When we went to college, my sister and I chose to put our names in the collective pool as everyone else did, rather than request rooming together. My roommate was a young woman born and raised in Oklahoma City, eager for the new adventure of college life. She was smart, eager, and excited about her new adventure – yet we had very little in common, though we searched for things to talk about and to share. My depression grew, and I began to have to try to figure out what those growing-up years meant to me as a personality, what I might do with them, what did they teach me about myself and my world, my life, my friends, my family, my opportunity to choose and to create.

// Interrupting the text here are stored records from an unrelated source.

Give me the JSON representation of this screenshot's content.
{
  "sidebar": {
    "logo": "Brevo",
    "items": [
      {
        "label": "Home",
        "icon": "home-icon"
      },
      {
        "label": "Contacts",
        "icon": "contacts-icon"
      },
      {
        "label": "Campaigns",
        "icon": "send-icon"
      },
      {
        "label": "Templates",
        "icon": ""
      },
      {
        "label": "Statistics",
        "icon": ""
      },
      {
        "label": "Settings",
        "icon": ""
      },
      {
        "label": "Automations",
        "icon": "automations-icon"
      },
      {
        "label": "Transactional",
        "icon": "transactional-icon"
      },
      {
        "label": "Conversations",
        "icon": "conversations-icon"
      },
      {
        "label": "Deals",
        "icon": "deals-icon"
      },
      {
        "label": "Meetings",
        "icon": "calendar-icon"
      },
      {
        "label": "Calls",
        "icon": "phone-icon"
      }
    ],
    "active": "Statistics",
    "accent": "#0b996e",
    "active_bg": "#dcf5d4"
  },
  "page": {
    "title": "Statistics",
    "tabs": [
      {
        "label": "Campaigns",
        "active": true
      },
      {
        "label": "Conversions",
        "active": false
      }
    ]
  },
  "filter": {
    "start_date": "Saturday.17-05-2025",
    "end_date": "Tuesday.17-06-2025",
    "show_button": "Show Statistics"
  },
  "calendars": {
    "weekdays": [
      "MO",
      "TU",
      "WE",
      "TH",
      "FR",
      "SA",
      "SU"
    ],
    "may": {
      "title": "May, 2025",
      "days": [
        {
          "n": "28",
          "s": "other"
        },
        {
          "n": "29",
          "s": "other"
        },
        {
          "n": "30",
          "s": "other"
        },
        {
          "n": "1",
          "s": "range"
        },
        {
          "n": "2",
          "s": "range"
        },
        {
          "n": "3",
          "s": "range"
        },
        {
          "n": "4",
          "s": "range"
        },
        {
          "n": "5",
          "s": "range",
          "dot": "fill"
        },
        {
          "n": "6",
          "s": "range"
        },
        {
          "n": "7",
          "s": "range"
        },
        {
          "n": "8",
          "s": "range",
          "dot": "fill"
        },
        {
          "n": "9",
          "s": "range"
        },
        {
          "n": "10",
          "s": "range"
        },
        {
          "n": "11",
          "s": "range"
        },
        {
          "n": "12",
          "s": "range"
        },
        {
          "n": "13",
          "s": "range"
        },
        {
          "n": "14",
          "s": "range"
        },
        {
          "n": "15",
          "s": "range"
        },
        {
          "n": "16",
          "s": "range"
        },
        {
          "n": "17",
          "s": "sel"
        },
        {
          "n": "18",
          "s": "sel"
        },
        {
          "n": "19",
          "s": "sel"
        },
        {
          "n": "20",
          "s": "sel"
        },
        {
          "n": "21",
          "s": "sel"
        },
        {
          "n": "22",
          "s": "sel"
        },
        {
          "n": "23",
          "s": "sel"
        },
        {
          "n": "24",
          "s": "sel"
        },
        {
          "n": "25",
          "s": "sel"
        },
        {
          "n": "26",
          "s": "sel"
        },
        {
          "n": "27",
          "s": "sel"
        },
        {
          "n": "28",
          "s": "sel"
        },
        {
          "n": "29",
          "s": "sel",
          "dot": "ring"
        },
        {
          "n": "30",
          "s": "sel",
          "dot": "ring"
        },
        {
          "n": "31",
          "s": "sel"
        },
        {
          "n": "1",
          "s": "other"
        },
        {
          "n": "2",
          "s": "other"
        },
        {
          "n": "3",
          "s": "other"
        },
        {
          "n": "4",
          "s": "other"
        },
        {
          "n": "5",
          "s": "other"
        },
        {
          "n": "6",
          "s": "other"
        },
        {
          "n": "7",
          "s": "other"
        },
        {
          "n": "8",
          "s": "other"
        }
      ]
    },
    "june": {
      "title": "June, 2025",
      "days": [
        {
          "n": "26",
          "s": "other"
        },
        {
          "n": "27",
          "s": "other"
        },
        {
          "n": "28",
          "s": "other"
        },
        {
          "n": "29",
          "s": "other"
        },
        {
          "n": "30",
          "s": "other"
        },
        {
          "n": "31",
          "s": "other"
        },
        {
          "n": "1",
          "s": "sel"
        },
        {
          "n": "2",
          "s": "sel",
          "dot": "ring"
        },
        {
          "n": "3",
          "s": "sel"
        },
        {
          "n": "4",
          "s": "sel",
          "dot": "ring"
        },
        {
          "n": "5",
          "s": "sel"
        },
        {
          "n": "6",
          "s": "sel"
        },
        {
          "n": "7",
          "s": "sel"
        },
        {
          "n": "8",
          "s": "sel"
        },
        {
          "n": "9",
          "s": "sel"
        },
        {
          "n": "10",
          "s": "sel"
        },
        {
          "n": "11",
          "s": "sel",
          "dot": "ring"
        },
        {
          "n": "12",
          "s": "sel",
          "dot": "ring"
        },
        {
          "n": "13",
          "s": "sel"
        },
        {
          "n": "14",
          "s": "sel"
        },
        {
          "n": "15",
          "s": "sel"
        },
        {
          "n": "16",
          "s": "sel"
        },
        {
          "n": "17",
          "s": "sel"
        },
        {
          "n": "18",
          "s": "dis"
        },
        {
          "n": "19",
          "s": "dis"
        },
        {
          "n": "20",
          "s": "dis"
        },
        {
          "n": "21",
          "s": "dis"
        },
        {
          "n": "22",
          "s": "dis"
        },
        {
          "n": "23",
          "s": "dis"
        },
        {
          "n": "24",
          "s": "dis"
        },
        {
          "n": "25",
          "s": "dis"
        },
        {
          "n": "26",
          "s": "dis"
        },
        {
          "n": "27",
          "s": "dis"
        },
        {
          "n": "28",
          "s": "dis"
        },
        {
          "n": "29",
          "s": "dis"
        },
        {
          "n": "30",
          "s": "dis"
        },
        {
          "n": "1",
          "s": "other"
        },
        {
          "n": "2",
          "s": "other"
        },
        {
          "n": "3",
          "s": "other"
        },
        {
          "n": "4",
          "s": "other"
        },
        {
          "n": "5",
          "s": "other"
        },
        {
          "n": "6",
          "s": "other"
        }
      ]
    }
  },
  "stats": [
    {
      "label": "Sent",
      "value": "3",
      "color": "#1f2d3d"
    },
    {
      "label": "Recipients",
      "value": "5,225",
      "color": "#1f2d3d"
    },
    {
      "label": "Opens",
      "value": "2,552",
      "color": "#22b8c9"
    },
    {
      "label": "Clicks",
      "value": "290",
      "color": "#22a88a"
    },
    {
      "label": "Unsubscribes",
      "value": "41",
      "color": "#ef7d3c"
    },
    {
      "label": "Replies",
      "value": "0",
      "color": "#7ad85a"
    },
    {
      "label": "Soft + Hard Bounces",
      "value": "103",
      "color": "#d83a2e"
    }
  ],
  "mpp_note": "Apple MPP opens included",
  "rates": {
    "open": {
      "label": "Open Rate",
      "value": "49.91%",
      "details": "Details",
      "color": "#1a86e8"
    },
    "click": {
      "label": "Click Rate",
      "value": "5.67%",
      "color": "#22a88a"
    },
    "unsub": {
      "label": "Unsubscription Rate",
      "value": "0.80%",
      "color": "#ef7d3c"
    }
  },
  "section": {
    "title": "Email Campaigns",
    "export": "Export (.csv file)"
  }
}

After teaching and working in a handful of other jobs over the years, for about 20 years now I have been working and studying with Kathy Oddenino, an RN by profession and also long-time teacher of Spiritual Philosophy and author of, to date, 8 books. From the time of my introduction to Kathy’s first book and to her personality, at an event in her home (then in Annapolis, MD), I began to feel that I’d found the right “signal” that my mind was looking for. I’d always had a sense of hope about life, though there were times (particularly when I was in college and then a few times in my twenties) when that feeling was buried beneath a lot of heavy stuff that I didn’t really know how to move. Though I’d had therapy a few times, and it was helpful, I’d never heard anyone explain depression to me in a way that satisfied my mind’s question – why me? Why now? What does this heaviness really mean to me as a personality? (What is the meaning of my life, of life? What is the truth?) Since I know I have a good mind, why can’t I figure this out? Since studying Spiritual Philosophy, I began to appreciate all of the rest of life and learning with a fresh perception. This came from being introduced to the thought reality that our mind must learn to “know thyself,” and as our mind truly seeks self-knowledge, the love within us as part of our design as a sensory being begins to express itself. Religion did not define for me what the “soul” is, nor what the “spirit” is in a way that helped me to understand my own design as a human being. I work with books because I love books and knowledge, and I am committed to the joy of “knowing thyself” in this life. Spiritual Philosophy offers me the explanation of us as energy, which science validates, and which every sensory experience I create helps me to appreciate and expand. The Ethical Values are the basis of who we are as energy beings. What greater gift? What greater adventure? I do what I do because I believe this knowledge of who we are as human beings must be shared and passed on, as a conscious legacy of love. My parents gave me the gift of life, and we grew together in love. Good conversation (using the energy of the Ethical Values) trumps most things in my world. The beauty of life and Nature enhance all I am open to enjoying at any moment. (My cloud fetish, for instance – I love studying clouds!) This is how we each learn to heal ourselves, and therefore to heal the Earth that is our home. For me, knowledge about our human design is the foundation of all education. As Patty Griffin wrote in her song, It’s a mad, mad mission…sign me up!